An interesting article in HR Review highlights some new research from AXA PPP Healthcare which shows that it can cost SMEs £30,000 to replace an employee (https://goo.gl/LpvK7S).
It is trite to state that conflict and poor relationships at work lead to lower retention rates. Most HR professionals will be familiar with the old adage that people leave their bosses not their jobs. This article provides some further evidence of the sorts of savings that can be achieved by reducing the levels of conflict and improving the culture of an organisation. The financial benefits of lower staff turnover are undeniable. If introducing a workplace culture where there is less conflict only leads to the retention of one member of staff who otherwise would have left, the employer is going to be ‘quids in’.
According to an article in HR Review (https://goo.gl/kMe6Hi) Icelandic women are protesting at the 14% gender pay gap in Iceland by leaving work 14% early.
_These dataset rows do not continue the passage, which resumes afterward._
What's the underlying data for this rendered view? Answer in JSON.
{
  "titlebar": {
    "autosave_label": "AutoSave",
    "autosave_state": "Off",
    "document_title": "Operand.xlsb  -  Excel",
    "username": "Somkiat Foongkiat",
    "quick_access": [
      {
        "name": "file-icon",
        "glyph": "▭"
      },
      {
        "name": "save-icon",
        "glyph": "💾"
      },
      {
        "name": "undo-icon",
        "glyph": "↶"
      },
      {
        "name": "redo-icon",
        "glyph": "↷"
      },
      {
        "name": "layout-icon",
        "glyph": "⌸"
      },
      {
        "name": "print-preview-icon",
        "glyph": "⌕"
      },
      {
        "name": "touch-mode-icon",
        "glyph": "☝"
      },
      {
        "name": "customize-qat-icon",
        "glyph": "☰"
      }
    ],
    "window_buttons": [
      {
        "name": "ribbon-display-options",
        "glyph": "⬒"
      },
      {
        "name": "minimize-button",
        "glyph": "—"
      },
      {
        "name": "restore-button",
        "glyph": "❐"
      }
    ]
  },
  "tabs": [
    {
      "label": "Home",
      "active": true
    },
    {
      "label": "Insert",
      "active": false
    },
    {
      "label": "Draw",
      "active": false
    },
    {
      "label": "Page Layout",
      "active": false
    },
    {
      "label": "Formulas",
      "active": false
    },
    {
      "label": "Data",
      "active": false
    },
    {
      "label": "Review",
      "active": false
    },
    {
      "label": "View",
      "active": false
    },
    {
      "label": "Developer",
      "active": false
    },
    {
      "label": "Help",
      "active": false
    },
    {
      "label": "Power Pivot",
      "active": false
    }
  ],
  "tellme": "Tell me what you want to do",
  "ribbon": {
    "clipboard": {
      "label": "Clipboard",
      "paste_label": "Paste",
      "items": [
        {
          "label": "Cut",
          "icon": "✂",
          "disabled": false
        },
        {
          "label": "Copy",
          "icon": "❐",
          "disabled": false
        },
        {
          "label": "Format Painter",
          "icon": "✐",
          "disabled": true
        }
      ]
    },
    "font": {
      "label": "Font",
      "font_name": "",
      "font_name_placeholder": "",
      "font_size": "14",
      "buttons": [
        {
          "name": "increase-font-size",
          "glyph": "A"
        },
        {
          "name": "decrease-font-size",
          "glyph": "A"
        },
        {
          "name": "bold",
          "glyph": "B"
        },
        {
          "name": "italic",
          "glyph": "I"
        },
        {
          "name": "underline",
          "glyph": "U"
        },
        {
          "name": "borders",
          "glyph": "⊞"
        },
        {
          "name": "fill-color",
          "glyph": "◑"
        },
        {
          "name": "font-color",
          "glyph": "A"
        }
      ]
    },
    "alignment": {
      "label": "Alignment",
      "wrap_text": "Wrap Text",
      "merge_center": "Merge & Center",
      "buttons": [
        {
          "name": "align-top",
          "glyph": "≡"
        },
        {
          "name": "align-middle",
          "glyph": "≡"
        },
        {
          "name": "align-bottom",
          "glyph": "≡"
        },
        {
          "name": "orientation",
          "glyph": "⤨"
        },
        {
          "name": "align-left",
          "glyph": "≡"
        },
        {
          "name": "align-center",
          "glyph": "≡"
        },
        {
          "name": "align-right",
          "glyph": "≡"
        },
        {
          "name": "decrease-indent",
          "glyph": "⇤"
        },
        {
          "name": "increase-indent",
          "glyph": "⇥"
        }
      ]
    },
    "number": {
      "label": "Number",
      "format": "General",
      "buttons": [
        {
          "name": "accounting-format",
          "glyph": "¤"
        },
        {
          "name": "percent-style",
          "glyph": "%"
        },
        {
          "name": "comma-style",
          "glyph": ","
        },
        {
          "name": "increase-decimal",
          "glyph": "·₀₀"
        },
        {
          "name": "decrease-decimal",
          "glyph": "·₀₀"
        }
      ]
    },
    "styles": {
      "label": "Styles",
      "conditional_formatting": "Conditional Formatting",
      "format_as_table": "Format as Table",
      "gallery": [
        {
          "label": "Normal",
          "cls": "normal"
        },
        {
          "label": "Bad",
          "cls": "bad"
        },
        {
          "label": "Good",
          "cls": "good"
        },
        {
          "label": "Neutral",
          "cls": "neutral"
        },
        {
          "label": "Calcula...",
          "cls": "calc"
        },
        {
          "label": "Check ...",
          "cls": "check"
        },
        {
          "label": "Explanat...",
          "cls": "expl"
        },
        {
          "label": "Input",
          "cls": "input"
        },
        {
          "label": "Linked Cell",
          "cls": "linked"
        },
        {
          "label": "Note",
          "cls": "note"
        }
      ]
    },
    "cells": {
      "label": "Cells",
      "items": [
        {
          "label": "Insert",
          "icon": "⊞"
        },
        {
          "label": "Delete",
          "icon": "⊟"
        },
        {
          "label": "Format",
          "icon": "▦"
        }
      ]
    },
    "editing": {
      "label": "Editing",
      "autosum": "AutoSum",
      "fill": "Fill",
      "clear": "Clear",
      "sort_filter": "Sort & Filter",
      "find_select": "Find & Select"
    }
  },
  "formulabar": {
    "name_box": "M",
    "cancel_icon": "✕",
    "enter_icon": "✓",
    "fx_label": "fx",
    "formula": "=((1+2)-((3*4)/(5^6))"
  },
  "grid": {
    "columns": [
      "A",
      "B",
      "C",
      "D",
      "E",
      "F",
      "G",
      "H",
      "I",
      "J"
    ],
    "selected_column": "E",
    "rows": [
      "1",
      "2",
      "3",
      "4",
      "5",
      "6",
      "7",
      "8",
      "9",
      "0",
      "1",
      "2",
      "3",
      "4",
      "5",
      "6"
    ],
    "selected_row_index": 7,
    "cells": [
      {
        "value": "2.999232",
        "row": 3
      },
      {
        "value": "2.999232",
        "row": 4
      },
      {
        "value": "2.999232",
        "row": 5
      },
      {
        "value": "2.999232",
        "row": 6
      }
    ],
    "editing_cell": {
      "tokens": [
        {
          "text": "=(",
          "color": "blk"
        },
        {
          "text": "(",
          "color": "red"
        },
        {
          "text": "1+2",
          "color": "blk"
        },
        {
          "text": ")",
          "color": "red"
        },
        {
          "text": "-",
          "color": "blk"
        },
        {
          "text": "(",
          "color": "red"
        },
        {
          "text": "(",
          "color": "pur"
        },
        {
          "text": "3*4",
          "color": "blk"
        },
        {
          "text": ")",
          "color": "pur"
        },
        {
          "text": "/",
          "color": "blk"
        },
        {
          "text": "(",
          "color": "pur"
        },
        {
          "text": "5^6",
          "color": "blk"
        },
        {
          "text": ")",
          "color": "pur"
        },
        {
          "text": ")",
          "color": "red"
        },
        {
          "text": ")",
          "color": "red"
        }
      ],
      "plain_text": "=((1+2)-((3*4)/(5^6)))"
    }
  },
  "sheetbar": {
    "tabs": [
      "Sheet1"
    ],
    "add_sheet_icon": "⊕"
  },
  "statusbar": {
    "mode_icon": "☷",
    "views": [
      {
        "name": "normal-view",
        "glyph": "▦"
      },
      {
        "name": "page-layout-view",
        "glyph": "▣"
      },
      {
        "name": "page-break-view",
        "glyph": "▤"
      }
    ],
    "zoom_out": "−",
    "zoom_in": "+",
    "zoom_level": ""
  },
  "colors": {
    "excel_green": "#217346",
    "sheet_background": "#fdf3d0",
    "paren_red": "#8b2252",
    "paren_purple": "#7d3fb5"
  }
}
How effective it will be only time will tell.
Of course, in the UK the gender pay gap is a bit less at 9.4% for full time employees, so a similar protest (even if it could be lawfully carried out) would have rather less impact.
Obviously, another way to approach the issue might be to find a way to start a dialogue with your employer or (dare we suggest?) seek to engage in workplace mediation. There is a time and a place for symbolic protest, but there should always be time to talk too.
A Few Key Pointers
The cost of workplace conflict is eye-wateringly high. Many of the costs are also hidden or difficult to calculate because of the unpredictable or unknown impacts that conflict can have on almost every aspect of a business – see The Unassailable Business Case. There are obvious costs such as legal bills for advice and representation, but in addition, there is a whole array of other costs, some of which can be calculated and others that can only be guessed at. These ‘hidden’ costs include (but are certainly not limited to) the following: Continue reading “How to Start Managing Workplace Conflict”
Combatting the Einstellung Effect
The Einstellung Effect (https://en.wikipedia.org/wiki/Einstellung_effect) describes the marked tendency of humans to attempt to solve a new problem by approaching it in the same way as other problems that they have solved successfully in the past. This is something that we seem to do instinctively and can lead us to fail to find or to ignore simpler or more effective solutions – see the fascinating Luchins Water Jar Experiment (below). Interestingly, research shows very clearly that the more stressful the situation, the more prone we are to exhibit the Einstellung Effect. Of course, conflict is a notorious source of stress. Continue reading “Creative Mediation Solutions”
Fifteen Top Tips for Managers
1. Conflict is normal and unavoidable
Conflict is a normal and unavoidable aspect of human relationships. The really important thing is to be able to recognise conflict or the potential for conflict early enough to be able to avoid or minimise its capacity to cause damage.
2. Some conflict is positively good
If handled early and positively, with good communication skills the conflict situation can be harnessed to provide a whole range of potential benefits such as: Continue reading “Managing Workplace Conflict”
Workplace bullying is more common than you might think. The ACAS Helpline receives tens of thousands of calls every year about workplace bullying and that is almost certainly just the tip of the iceberg. It is often said that people leave their boss and not their job and bullying (actual or perceived) is undoubtedly a factor in many cases. Surveys and research consistently show that bullying in the workplace is widespread and endemic. Continue reading “Workplace Bullying – Strategies for resolution and avoidance”